Research Focus

Professor Pickett’s research explores the basic questions regarding how individuals interact with their social environment to satisfy important psychological goals and motives. She focuses on three specific lines of inquiry. One line of research is devoted to understanding the motivational processes that underlie social identification. More specifically, she is interested in the motivations that may be served by memberships in social groups and how these motivations shape individuals' perceptions of themselves and other group members. The second line of research centers on the processes through which individuals maintain social inclusion and belonging. In a third line of work, she studies the role that perceived entitativity – the extent to which social aggregates are seen as coherent units – plays in the judgments that perceivers make about groups and group members. The thread that runs through all of these lines of research is the idea that humans are, by nature, gregarious creatures whose desire to belong to groups, form friendships, and connect with others shapes many of their thoughts, emotions and behaviors.

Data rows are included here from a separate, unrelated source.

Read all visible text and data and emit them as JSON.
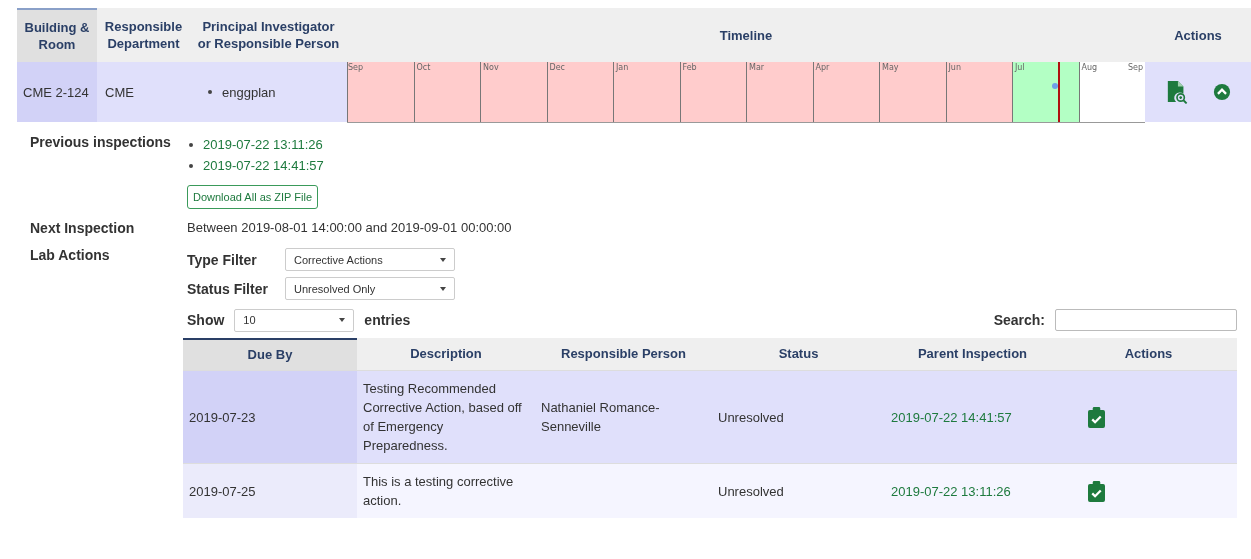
{
  "table": {
    "columns": [
      "Building & Room",
      "Responsible Department",
      "Principal Investigator or Responsible Person",
      "Timeline",
      "Actions"
    ],
    "row": {
      "room": "CME 2-124",
      "department": "CME",
      "people": [
        "enggplan"
      ],
      "timeline": {
        "months": [
          {
            "label": "Sep",
            "color": "#ffcccc"
          },
          {
            "label": "Oct",
            "color": "#ffcccc"
          },
          {
            "label": "Nov",
            "color": "#ffcccc"
          },
          {
            "label": "Dec",
            "color": "#ffcccc"
          },
          {
            "label": "Jan",
            "color": "#ffcccc"
          },
          {
            "label": "Feb",
            "color": "#ffcccc"
          },
          {
            "label": "Mar",
            "color": "#ffcccc"
          },
          {
            "label": "Apr",
            "color": "#ffcccc"
          },
          {
            "label": "May",
            "color": "#ffcccc"
          },
          {
            "label": "Jun",
            "color": "#ffcccc"
          },
          {
            "label": "Jul",
            "color": "#b3ffc4"
          },
          {
            "label": "Aug",
            "color": "#ffffff"
          }
        ],
        "end_label": "Sep"
      },
      "expanded": true
    }
  },
  "details": {
    "previous_label": "Previous inspections",
    "previous": [
      "2019-07-22 13:11:26",
      "2019-07-22 14:41:57"
    ],
    "download_button": "Download All as ZIP File",
    "next_label": "Next Inspection",
    "next_value": "Between 2019-08-01 14:00:00 and 2019-09-01 00:00:00",
    "lab_actions_label": "Lab Actions",
    "filters": [
      {
        "label": "Type Filter",
        "value": "Corrective Actions"
      },
      {
        "label": "Status Filter",
        "value": "Unresolved Only"
      }
    ],
    "show_label": "Show",
    "show_value": "10",
    "entries_label": "entries",
    "search_label": "Search:",
    "actions_table": {
      "columns": [
        "Due By",
        "Description",
        "Responsible Person",
        "Status",
        "Parent Inspection",
        "Actions"
      ],
      "rows": [
        {
          "due": "2019-07-23",
          "description": "Testing Recommended Corrective Action, based off of Emergency Preparedness.",
          "person": "Nathaniel Romance-Senneville",
          "status": "Unresolved",
          "parent": "2019-07-22 14:41:57",
          "selected": true
        },
        {
          "due": "2019-07-25",
          "description": "This is a testing corrective action.",
          "person": "",
          "status": "Unresolved",
          "parent": "2019-07-22 13:11:26",
          "selected": false
        }
      ]
    }
  }
}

Selected Publications

  • Smaldino, P. E.,  Calanchini, J., &  Pickett, C. L. (in press). Theory development with agent-based models. Organizational Psychology Review.

  • Smaldino, P. E.,  Pickett, C. L., Sherman, J. W., &  Schank, J. C. (2012). An agent-based model of social identity dynamics. Journal of Artificial Societies and Social Simulation, 15(4): 7.

  • Leonardelli, G. L.,  Pickett, C. L., &  Brewer, M. B. (2010). Optimal distinctiveness theory: A framework for social identity, social cognition, and intergroup relations. In M. P. Zanna (Ed.), Advances in experimental social psychology (Vol. 43, pp. 66-115) San Diego, CA: Elsevier Academic Press. 
  • Hess, Y. D., & Pickett, C. L. (2010). Social rejection and self- versus other-awareness. Journal of Experimental Social Psychology, 46, 453-456. 
  • Wesselmann, E. D.,  Butler, F. A.,  Williams, K. D., &  Pickett, C. L. (2010). Adding injury to insult: Unexpected rejection leads to more aggressive responses. Aggressive Behavior, 36, 232-237. 


Professor Pickett has taught courses in Psychology of the Self, Topics in Social and Personality, and Social Cognition.


In 2007, Professor Pickett was profiled in the Association for Psychological Science Observer article, "Rising Stars: Bright Lights in Psychological Science."  Her research has been funded by the National Institute for Mental Health (NIMH) and the National Science Foundation (NSF).